Count how many lines of the data include the string "测试勿动", then say that number and stop.

[Dataset rows describing interfaces]

########

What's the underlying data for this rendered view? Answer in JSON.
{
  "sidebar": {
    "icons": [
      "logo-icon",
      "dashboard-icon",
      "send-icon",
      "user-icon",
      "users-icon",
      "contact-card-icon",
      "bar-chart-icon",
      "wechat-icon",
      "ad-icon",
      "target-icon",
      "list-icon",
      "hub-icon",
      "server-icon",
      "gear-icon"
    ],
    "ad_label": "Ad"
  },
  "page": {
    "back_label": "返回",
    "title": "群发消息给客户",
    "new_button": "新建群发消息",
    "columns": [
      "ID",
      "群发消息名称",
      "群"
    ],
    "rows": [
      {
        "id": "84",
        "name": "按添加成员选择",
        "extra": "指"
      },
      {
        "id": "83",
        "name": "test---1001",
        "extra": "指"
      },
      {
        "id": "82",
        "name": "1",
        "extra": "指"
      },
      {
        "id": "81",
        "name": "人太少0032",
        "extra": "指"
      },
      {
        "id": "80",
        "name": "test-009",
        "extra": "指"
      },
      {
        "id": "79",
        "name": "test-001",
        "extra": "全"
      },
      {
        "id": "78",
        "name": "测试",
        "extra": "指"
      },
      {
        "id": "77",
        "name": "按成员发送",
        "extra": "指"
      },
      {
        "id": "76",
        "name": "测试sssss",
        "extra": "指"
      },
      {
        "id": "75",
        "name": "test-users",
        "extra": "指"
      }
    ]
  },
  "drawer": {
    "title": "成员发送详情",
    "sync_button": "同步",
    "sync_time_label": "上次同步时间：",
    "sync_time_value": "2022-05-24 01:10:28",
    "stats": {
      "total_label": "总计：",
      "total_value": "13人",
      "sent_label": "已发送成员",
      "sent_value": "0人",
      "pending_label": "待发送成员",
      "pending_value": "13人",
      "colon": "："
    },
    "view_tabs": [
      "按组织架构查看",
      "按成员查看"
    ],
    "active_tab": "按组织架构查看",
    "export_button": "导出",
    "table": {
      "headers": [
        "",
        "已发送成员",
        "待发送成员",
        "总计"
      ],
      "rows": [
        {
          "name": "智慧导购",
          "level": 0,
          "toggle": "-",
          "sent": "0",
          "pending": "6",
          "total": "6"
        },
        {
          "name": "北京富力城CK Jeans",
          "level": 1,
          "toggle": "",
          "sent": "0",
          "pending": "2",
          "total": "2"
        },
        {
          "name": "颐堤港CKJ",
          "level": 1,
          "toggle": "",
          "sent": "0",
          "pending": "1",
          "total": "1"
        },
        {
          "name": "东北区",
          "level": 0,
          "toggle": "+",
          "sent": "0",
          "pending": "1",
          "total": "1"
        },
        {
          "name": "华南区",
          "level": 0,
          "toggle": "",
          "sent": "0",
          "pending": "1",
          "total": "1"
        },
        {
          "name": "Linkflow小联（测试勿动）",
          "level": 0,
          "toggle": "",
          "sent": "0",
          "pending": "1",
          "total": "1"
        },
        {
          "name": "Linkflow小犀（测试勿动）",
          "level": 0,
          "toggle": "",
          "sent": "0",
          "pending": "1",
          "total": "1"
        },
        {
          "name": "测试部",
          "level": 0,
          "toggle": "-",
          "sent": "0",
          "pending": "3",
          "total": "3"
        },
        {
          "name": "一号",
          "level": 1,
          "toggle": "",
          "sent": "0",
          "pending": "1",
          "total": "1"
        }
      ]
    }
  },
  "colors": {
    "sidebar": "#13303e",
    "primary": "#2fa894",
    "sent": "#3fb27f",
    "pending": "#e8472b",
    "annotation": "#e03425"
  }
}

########

**REPLY**
2